▶ _What the task asks_
Repeat the listing below in full, exactly as it stands.

▶ _Given data_
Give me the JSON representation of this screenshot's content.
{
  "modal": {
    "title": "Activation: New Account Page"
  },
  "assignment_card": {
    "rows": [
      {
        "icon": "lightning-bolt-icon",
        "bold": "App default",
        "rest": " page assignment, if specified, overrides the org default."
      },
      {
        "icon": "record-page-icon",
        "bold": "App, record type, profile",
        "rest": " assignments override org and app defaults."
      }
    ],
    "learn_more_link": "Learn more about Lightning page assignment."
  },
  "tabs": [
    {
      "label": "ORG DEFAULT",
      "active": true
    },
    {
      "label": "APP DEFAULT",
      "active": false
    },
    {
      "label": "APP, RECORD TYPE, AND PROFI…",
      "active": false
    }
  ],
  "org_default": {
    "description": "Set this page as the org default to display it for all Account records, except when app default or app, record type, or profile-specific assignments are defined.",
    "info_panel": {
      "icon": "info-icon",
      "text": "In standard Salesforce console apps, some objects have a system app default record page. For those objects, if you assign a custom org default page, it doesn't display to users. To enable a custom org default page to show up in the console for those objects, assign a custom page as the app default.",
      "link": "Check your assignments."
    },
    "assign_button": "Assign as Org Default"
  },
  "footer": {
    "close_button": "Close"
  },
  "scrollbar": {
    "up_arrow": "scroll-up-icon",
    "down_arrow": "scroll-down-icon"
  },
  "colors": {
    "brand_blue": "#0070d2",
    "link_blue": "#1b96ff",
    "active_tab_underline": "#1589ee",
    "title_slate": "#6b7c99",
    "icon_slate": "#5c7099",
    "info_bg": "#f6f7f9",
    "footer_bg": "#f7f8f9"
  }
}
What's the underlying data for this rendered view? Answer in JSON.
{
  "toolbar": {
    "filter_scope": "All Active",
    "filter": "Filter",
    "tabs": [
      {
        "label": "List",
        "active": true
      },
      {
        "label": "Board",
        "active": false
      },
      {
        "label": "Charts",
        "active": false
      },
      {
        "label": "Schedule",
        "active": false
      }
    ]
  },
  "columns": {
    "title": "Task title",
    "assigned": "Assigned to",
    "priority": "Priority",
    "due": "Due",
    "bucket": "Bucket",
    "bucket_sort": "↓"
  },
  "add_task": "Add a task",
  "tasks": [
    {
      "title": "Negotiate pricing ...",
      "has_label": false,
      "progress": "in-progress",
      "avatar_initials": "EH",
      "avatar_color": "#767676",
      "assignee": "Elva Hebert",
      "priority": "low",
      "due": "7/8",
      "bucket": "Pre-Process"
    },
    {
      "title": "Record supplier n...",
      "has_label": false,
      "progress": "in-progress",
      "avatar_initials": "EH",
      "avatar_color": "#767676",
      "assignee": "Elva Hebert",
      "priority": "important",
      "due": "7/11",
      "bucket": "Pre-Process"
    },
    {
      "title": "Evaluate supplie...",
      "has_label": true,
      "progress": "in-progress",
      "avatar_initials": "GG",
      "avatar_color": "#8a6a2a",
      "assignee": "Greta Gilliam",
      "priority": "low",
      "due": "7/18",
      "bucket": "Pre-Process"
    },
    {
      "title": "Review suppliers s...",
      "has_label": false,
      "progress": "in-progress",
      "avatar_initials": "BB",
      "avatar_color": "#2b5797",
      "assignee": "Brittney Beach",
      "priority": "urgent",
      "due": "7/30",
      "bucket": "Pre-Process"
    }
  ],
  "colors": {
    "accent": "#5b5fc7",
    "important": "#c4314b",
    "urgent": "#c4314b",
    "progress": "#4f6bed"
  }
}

▶ _Task answer_
Give me the JSON representation of this screenshot's content.
{
  "modal": {
    "title": "Activation: New Account Page"
  },
  "assignment_card": {
    "rows": [
      {
        "icon": "lightning-bolt-icon",
        "bold": "App default",
        "rest": " page assignment, if specified, overrides the org default."
      },
      {
        "icon": "record-page-icon",
        "bold": "App, record type, profile",
        "rest": " assignments override org and app defaults."
      }
    ],
    "learn_more_link": "Learn more about Lightning page assignment."
  },
  "tabs": [
    {
      "label": "ORG DEFAULT",
      "active": true
    },
    {
      "label": "APP DEFAULT",
      "active": false
    },
    {
      "label": "APP, RECORD TYPE, AND PROFI…",
      "active": false
    }
  ],
  "org_default": {
    "description": "Set this page as the org default to display it for all Account records, except when app default or app, record type, or profile-specific assignments are defined.",
    "info_panel": {
      "icon": "info-icon",
      "text": "In standard Salesforce console apps, some objects have a system app default record page. For those objects, if you assign a custom org default page, it doesn't display to users. To enable a custom org default page to show up in the console for those objects, assign a custom page as the app default.",
      "link": "Check your assignments."
    },
    "assign_button": "Assign as Org Default"
  },
  "footer": {
    "close_button": "Close"
  },
  "scrollbar": {
    "up_arrow": "scroll-up-icon",
    "down_arrow": "scroll-down-icon"
  },
  "colors": {
    "brand_blue": "#0070d2",
    "link_blue": "#1b96ff",
    "active_tab_underline": "#1589ee",
    "title_slate": "#6b7c99",
    "icon_slate": "#5c7099",
    "info_bg": "#f6f7f9",
    "footer_bg": "#f7f8f9"
  }
}
What's the underlying data for this rendered view? Answer in JSON.
{
  "toolbar": {
    "filter_scope": "All Active",
    "filter": "Filter",
    "tabs": [
      {
        "label": "List",
        "active": true
      },
      {
        "label": "Board",
        "active": false
      },
      {
        "label": "Charts",
        "active": false
      },
      {
        "label": "Schedule",
        "active": false
      }
    ]
  },
  "columns": {
    "title": "Task title",
    "assigned": "Assigned to",
    "priority": "Priority",
    "due": "Due",
    "bucket": "Bucket",
    "bucket_sort": "↓"
  },
  "add_task": "Add a task",
  "tasks": [
    {
      "title": "Negotiate pricing ...",
      "has_label": false,
      "progress": "in-progress",
      "avatar_initials": "EH",
      "avatar_color": "#767676",
      "assignee": "Elva Hebert",
      "priority": "low",
      "due": "7/8",
      "bucket": "Pre-Process"
    },
    {
      "title": "Record supplier n...",
      "has_label": false,
      "progress": "in-progress",
      "avatar_initials": "EH",
      "avatar_color": "#767676",
      "assignee": "Elva Hebert",
      "priority": "important",
      "due": "7/11",
      "bucket": "Pre-Process"
    },
    {
      "title": "Evaluate supplie...",
      "has_label": true,
      "progress": "in-progress",
      "avatar_initials": "GG",
      "avatar_color": "#8a6a2a",
      "assignee": "Greta Gilliam",
      "priority": "low",
      "due": "7/18",
      "bucket": "Pre-Process"
    },
    {
      "title": "Review suppliers s...",
      "has_label": false,
      "progress": "in-progress",
      "avatar_initials": "BB",
      "avatar_color": "#2b5797",
      "assignee": "Brittney Beach",
      "priority": "urgent",
      "due": "7/30",
      "bucket": "Pre-Process"
    }
  ],
  "colors": {
    "accent": "#5b5fc7",
    "important": "#c4314b",
    "urgent": "#c4314b",
    "progress": "#4f6bed"
  }
}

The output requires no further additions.